Vinyl LP, Compact Disc (CD), Cassette
It can be a gamble for any emerging artist to not commit themselves to an easily-identifiable genre. Yet on her first release for a label, How Many Times Have You Driven By, the 18-year-old, self-produced Los Angeles musician hana vu throws caution to the wind, dipping her toes into murky R&B in the vein of King Krule (“Cool”), woozy jangle-pop (“426”), and even writing one of the best post-rock gloom jams this side of Interpol’s Antics (“Shallow”). Threaded through the entire project is vu’s remarkable knack for melody; armed with a dazzlingly confident voice, these songs are all clearly hers, even if they explore radically different musical territory.
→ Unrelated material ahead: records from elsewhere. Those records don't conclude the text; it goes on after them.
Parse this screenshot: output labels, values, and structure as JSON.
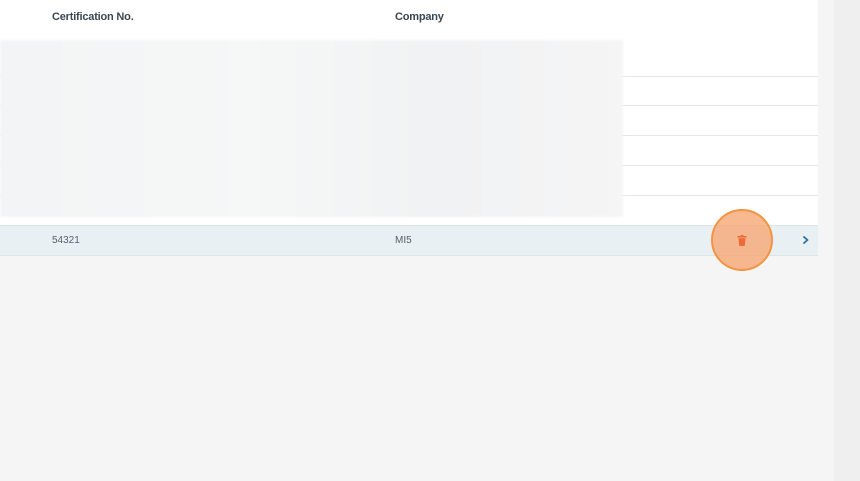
{
  "table": {
    "headers": {
      "certification_no": "Certification No.",
      "company": "Company"
    },
    "rows": [
      {
        "certification_no": "54321",
        "company": "MI5"
      }
    ],
    "row_actions": {
      "delete_icon": "trash-icon",
      "open_icon": "chevron-right-icon"
    }
  },
  "colors": {
    "accent": "#f29440",
    "highlight_fill": "#f6a878",
    "delete_icon": "#ef6a3a",
    "chevron": "#2f6f9e",
    "row_selected": "#e9f0f4"
  }
}
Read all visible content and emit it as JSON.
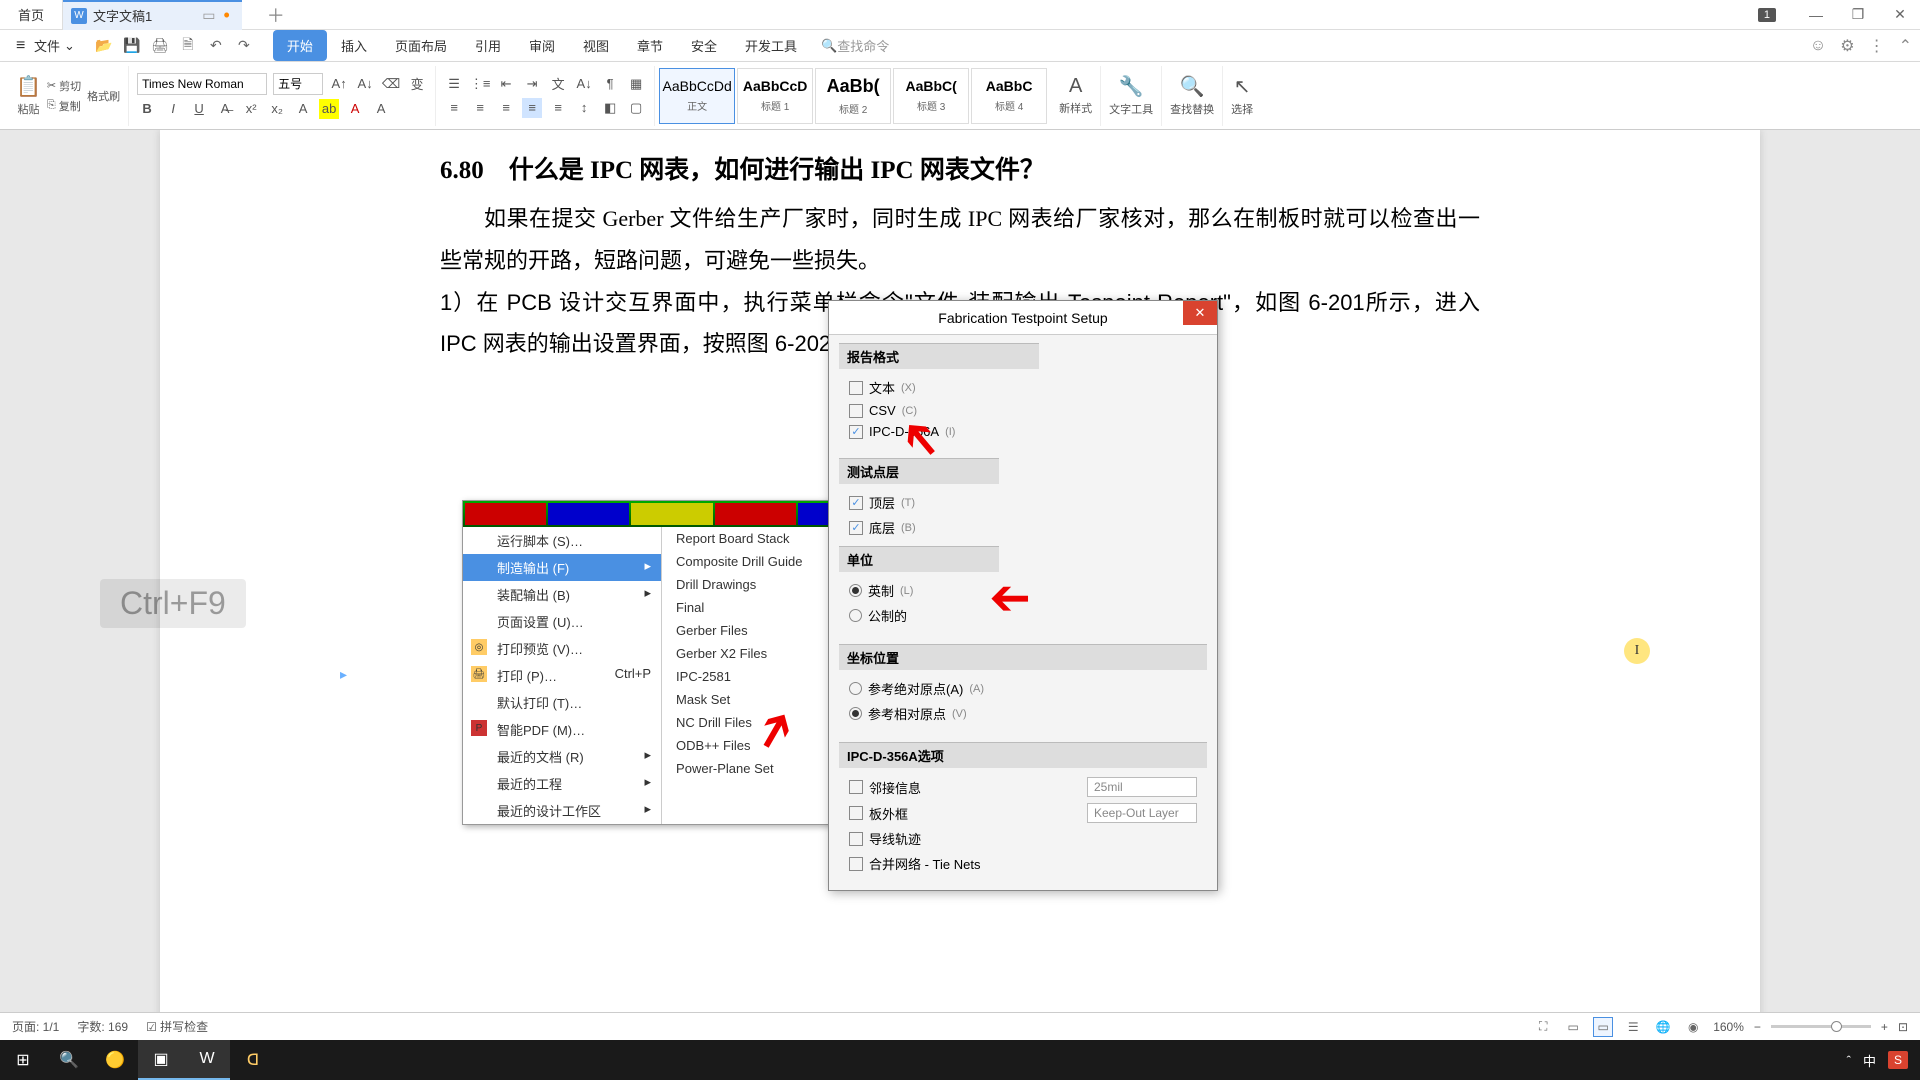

Not only is vu assured, but she tackles questions of self-reliance and emotional insularity with a maturity far beyond that of your average high school student. There are nods to dissolving romance; on “Crying on the Subway” (perhaps the first song to be written about L.A. public transit) for instance, she captures the complex push and pull of ending a doomed relationship, incorporating a slinking bassline and skittish drum machines that magnify the poles of her mixed emotions. Later, on the EP’s title track, she delivers a bold statement of her own independence, backed by nothing but a gravelly guitar figure: “I ran the world / I’ve heard it all / Doesn’t get me very far.” Even though hana vu seems like she’d rather stay within the confines of her room, she’s made clear that she’s eager to tackle a world’s worth of sounds and experiences.